One of the interesting things about reading David Kaiser’s How the Hippies Saved Physics was that it paints a very different picture of physics in the mid-1970’s than what you usually see. Kaiser describes it as a very dark time for young physicists, career-wise. He doesn’t go all that deeply into the facts and figures in the book, but there’s plenty of quantitative evidence for this. The claim of the book is that this created a situation in which many younger physicists were pushed to the margins, and thus began to work on marginal topics like quantum foundations, which thus began be be dragged back into the mainstream of physics.
The interesting thing about this is that it’s starkly different from the way physics history is often described. I’ve read a whole bunch of popular-audience books about physics in the last several years, most of them with a particle physics slant, and there, the 1970’s are almost always depicted as a sort of golden age– the third-generation particles began to be discovered, electroweak unification was worked out and the pieces of the Standard Model all fell into place. The W and Z bosons were discovered in the early 1980’s, bringing to a close the real glory days of theoretical particle physics. Everything since then has been just wandering in the wilderness, with lots of grand ideas that just haven’t panned out.
It’s an interesting contrast, and a nice reminder (as if one were needed) that theoretical particle physics is not and never has been the whole of physics. The fact that the same rough time period that is usually presented as a golden age for one subfield was actually part of a gigantic crash for the field as a whole.
It also makes me wonder a bit if there is any kind of causal link between the job crash, the peaking of particle theory, and the rise of other fields of physics. That is, if the increase in the number of really smart people thinking about foundational issues in low-energy quantum physics had to do with the until-then relentless forward march of particle theory breaking up as well as the general difficulty of finding a job. If all the good ideas in high-energy theory started to dry up, some of the changes in emphasis could also be related to people shifting to more tractable problems.
I suspect this isn’t really a major factor– very few of the people who made significant advances in fundamental quantum mechanics at this time seem to be frustrated particle theorists. They either come from other subfields like AMO physics (John Clauser’s day job was as a postdoc with Charles Townes, Alain Aspect came from an AMO background), or were part of John Wheeler’s always idiosyncratic research program. But it’s something that occurred to me, and it would be interesting to see not only the change in the total number of Ph.D.’s and jobs but the distribution of those degrees and jobs among subfields of physics.
On a vaguely related note, another thing that occurred to me was that some of the change in the job market might’ve been a shift from science to engineering. That is, after the 1960’s or so, the technological basis for a lot of the things we were spending money on stopped changing quite so rapidly.

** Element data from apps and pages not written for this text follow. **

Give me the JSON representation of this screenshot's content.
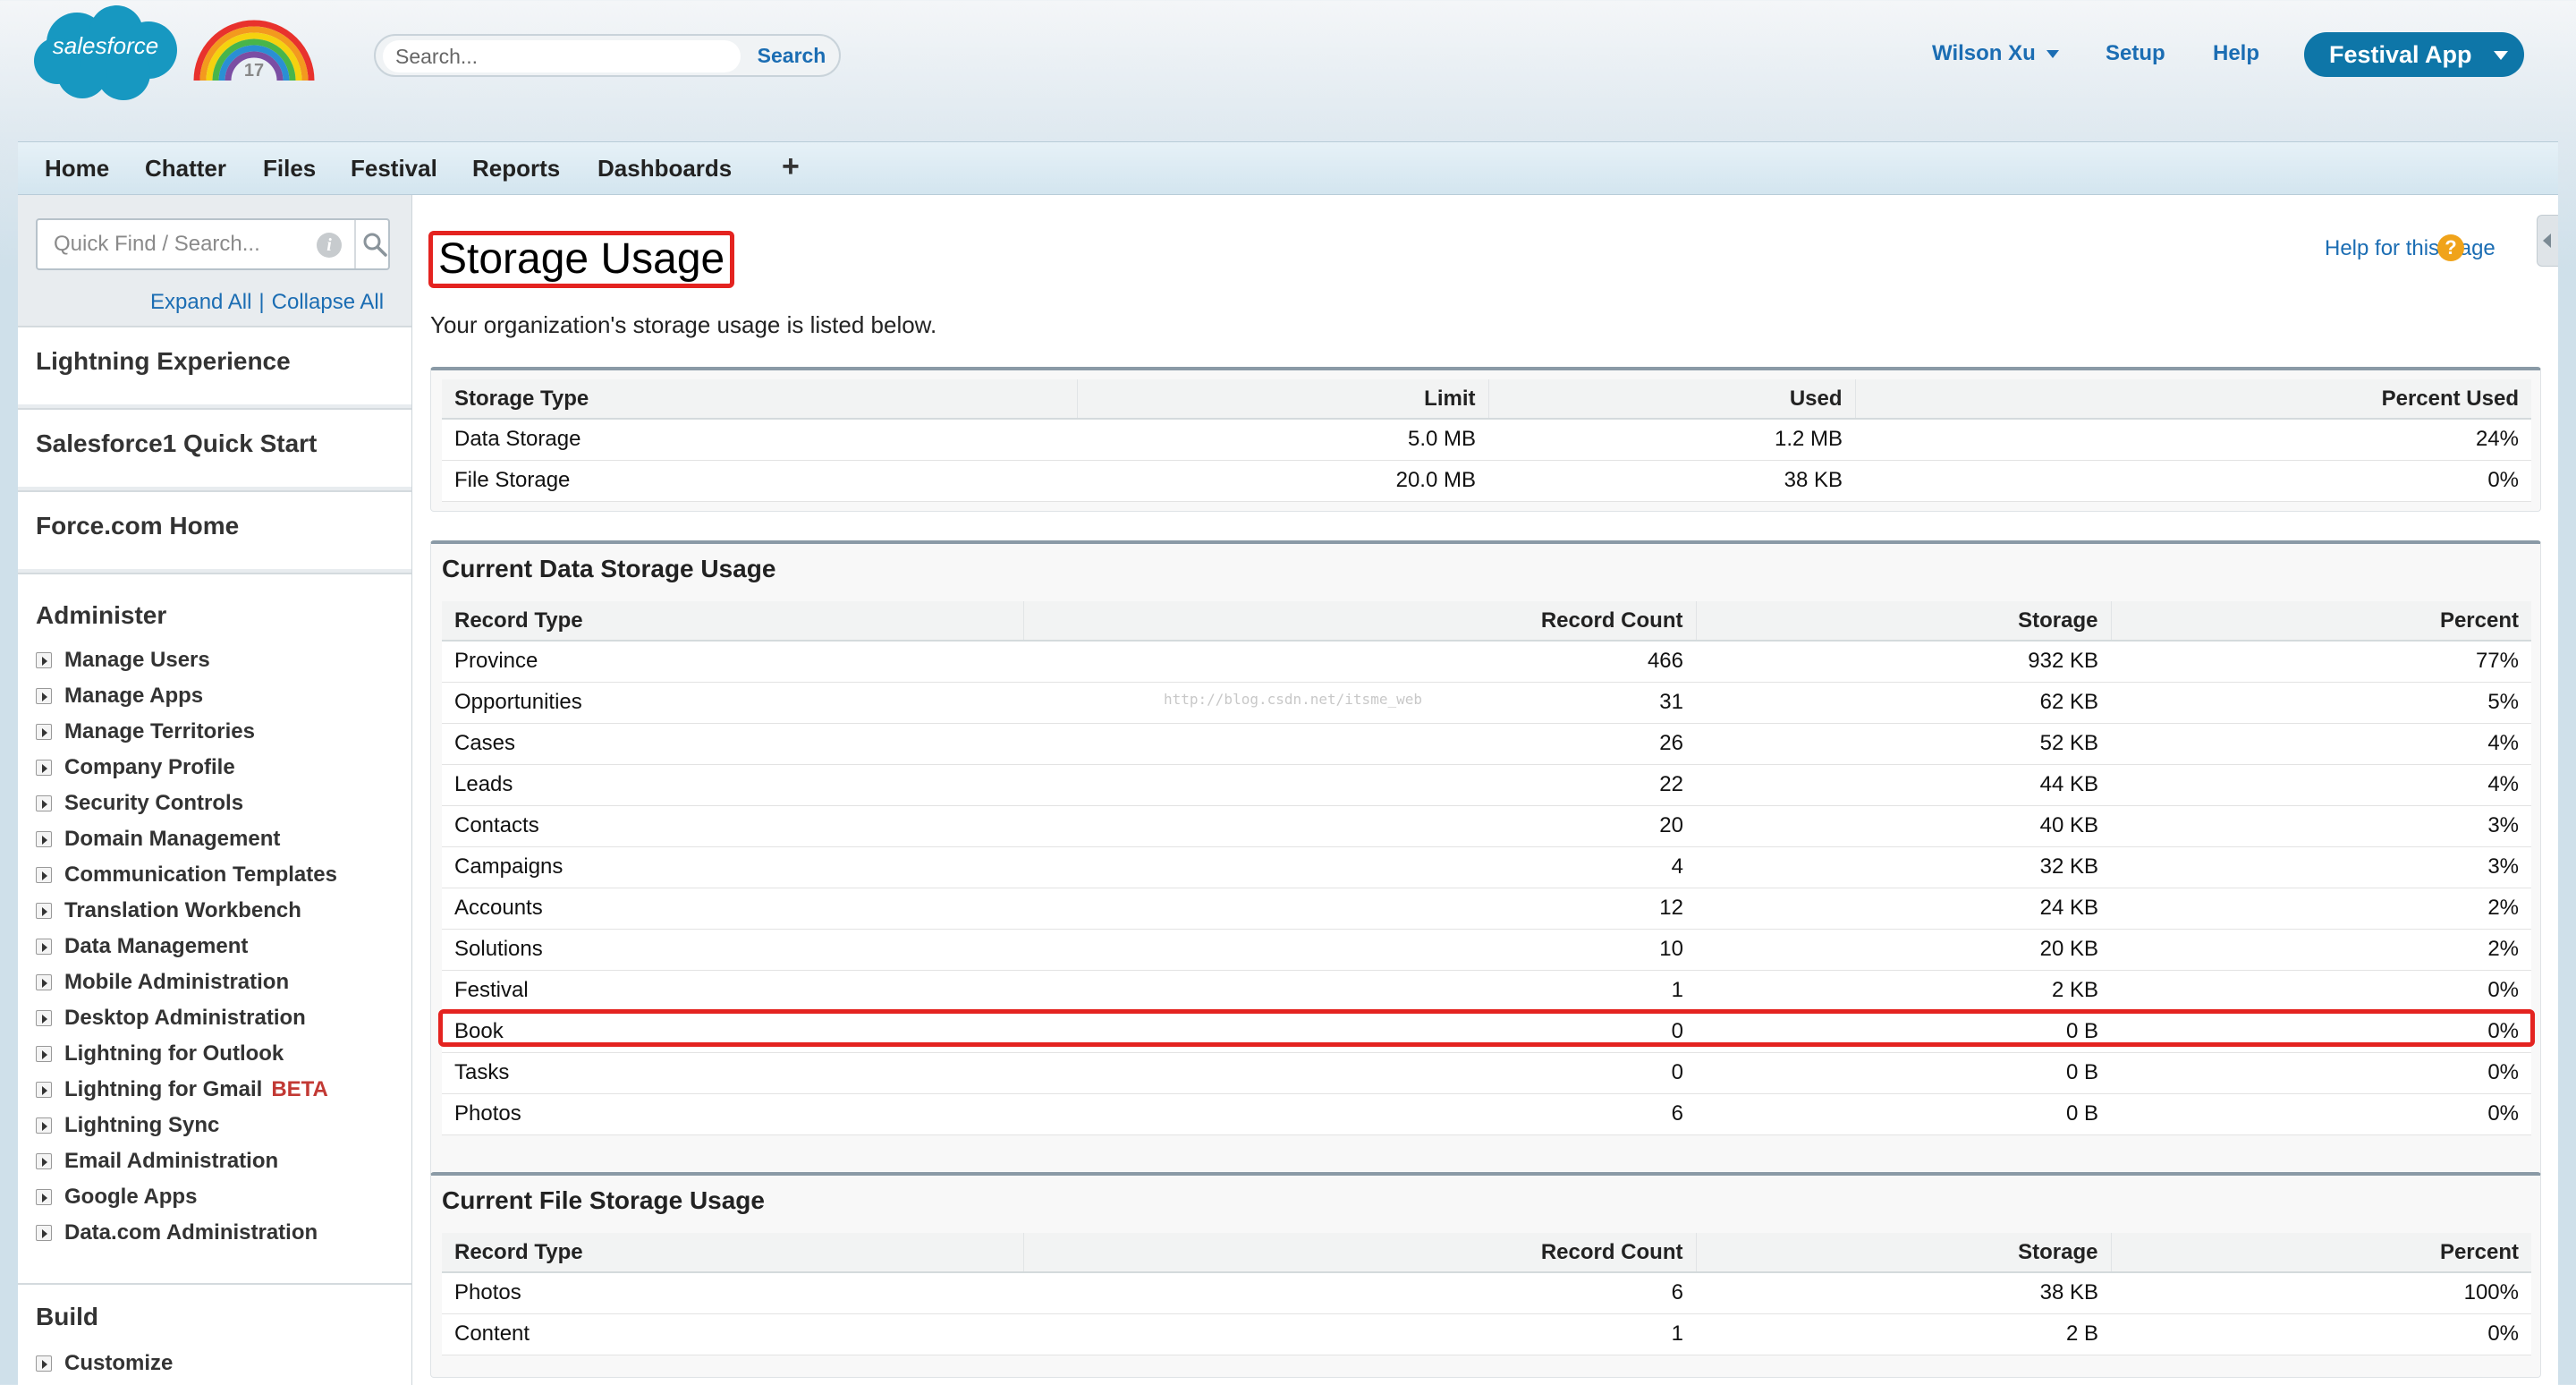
{
  "brand": {
    "logo_text": "salesforce",
    "rainbow_badge": "17",
    "colors": {
      "link": "#1b6db3",
      "brand": "#0e76a8",
      "highlight": "#e42320"
    }
  },
  "header": {
    "search_placeholder": "Search...",
    "search_button": "Search",
    "user_menu": "Wilson Xu",
    "setup": "Setup",
    "help": "Help",
    "app_menu": "Festival App"
  },
  "tabs": [
    "Home",
    "Chatter",
    "Files",
    "Festival",
    "Reports",
    "Dashboards"
  ],
  "tab_plus": "+",
  "sidebar": {
    "quick_find_placeholder": "Quick Find / Search...",
    "info_icon": "i",
    "expand_all": "Expand All",
    "separator": "|",
    "collapse_all": "Collapse All",
    "sections": [
      "Lightning Experience",
      "Salesforce1 Quick Start",
      "Force.com Home"
    ],
    "administer_title": "Administer",
    "administer_items": [
      "Manage Users",
      "Manage Apps",
      "Manage Territories",
      "Company Profile",
      "Security Controls",
      "Domain Management",
      "Communication Templates",
      "Translation Workbench",
      "Data Management",
      "Mobile Administration",
      "Desktop Administration",
      "Lightning for Outlook",
      "Lightning for Gmail",
      "Lightning Sync",
      "Email Administration",
      "Google Apps",
      "Data.com Administration"
    ],
    "beta_label": "BETA",
    "build_title": "Build",
    "build_items": [
      "Customize"
    ]
  },
  "main": {
    "title": "Storage Usage",
    "help_link": "Help for this Page",
    "help_icon": "?",
    "intro": "Your organization's storage usage is listed below.",
    "watermark": "http://blog.csdn.net/itsme_web",
    "summary": {
      "headers": [
        "Storage Type",
        "Limit",
        "Used",
        "Percent Used"
      ],
      "rows": [
        [
          "Data Storage",
          "5.0 MB",
          "1.2 MB",
          "24%"
        ],
        [
          "File Storage",
          "20.0 MB",
          "38 KB",
          "0%"
        ]
      ]
    },
    "data_storage": {
      "title": "Current Data Storage Usage",
      "headers": [
        "Record Type",
        "Record Count",
        "Storage",
        "Percent"
      ],
      "rows": [
        [
          "Province",
          "466",
          "932 KB",
          "77%"
        ],
        [
          "Opportunities",
          "31",
          "62 KB",
          "5%"
        ],
        [
          "Cases",
          "26",
          "52 KB",
          "4%"
        ],
        [
          "Leads",
          "22",
          "44 KB",
          "4%"
        ],
        [
          "Contacts",
          "20",
          "40 KB",
          "3%"
        ],
        [
          "Campaigns",
          "4",
          "32 KB",
          "3%"
        ],
        [
          "Accounts",
          "12",
          "24 KB",
          "2%"
        ],
        [
          "Solutions",
          "10",
          "20 KB",
          "2%"
        ],
        [
          "Festival",
          "1",
          "2 KB",
          "0%"
        ],
        [
          "Book",
          "0",
          "0 B",
          "0%"
        ],
        [
          "Tasks",
          "0",
          "0 B",
          "0%"
        ],
        [
          "Photos",
          "6",
          "0 B",
          "0%"
        ]
      ]
    },
    "file_storage": {
      "title": "Current File Storage Usage",
      "headers": [
        "Record Type",
        "Record Count",
        "Storage",
        "Percent"
      ],
      "rows": [
        [
          "Photos",
          "6",
          "38 KB",
          "100%"
        ],
        [
          "Content",
          "1",
          "2 B",
          "0%"
        ]
      ]
    }
  }
}
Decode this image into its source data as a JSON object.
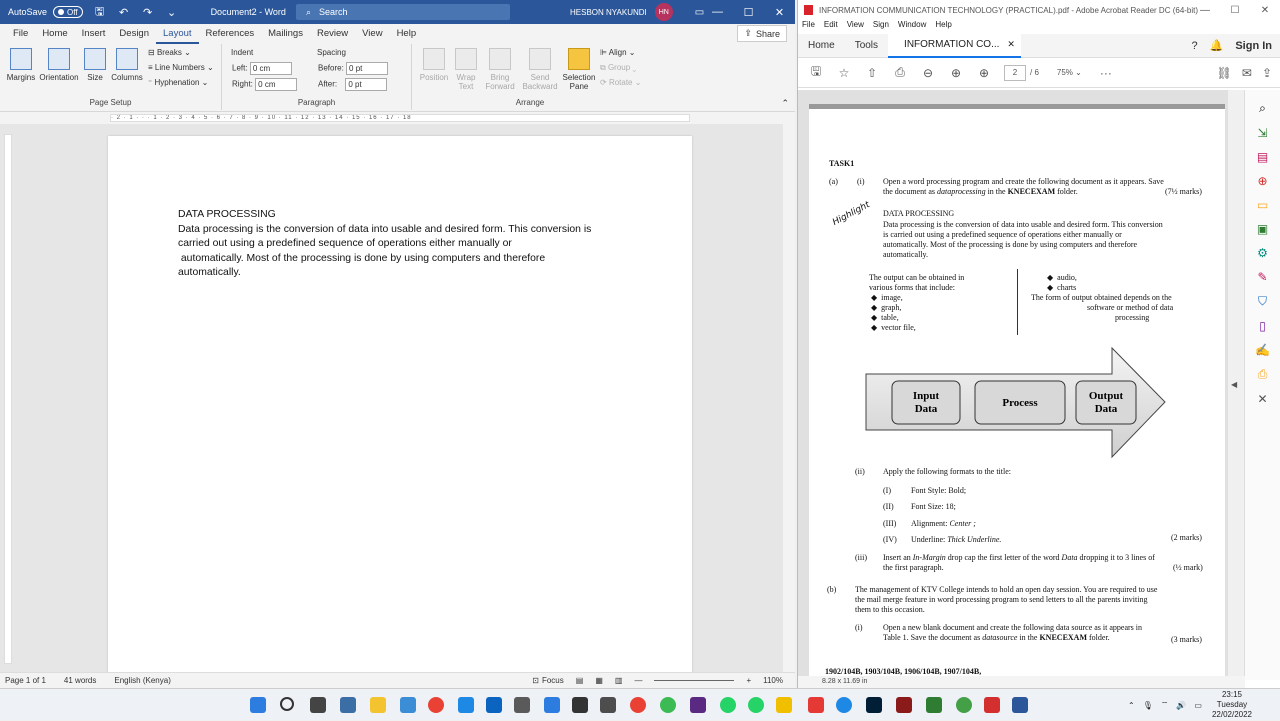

Once integrated circuits took over, technological advancements were less about making new fundamental breakthroughs than making refinements in the operation of existing technologies– in other words, they shifted from being the sort of thing you need academic physicists for to the sort of thing you need professional engineers for.
I’m not sure whether this is a real factor or not– I suspect that a lot of the cash flow changes were a real overall decrease int he amount of money put into new science and technology, and that any disciplinary shift was just a perturbation on top of that. But again, it’s interesting to think about, partly because it fits with a lot of physics lore about the job market back when I was starting grad school. A lot of physicists in the early 1990’s attributed part of the poor job market for physics graduates to the rise of specialist engineering programs. The claim was that companies doing technological development used to hire physics graduates all the time to do engineering work, on the theory that anybody who could get a degree in physics could pick up, say, optical systems engineering on the job; once there started to be significant numbers of engineering majors with specific experience in optical systems, they started getting hired ahead of the physicists, because why hire a generalist who you have to train on the job when you can hire somebody with specialist training in what you want them to do? It’s not clear to me whether this was actually true or just a consolatory myth invented by unemployed physicists; it would be interesting to see if there are any numbers to bear this out.
Anyway, those are a couple of additional issues that occurred to me while I was reading the book. I know I have at least a few readers whose careers encompass the early 1980’s; any recollections people may have of what was going on in the discipline(s) at that time would be most welcome in the comments.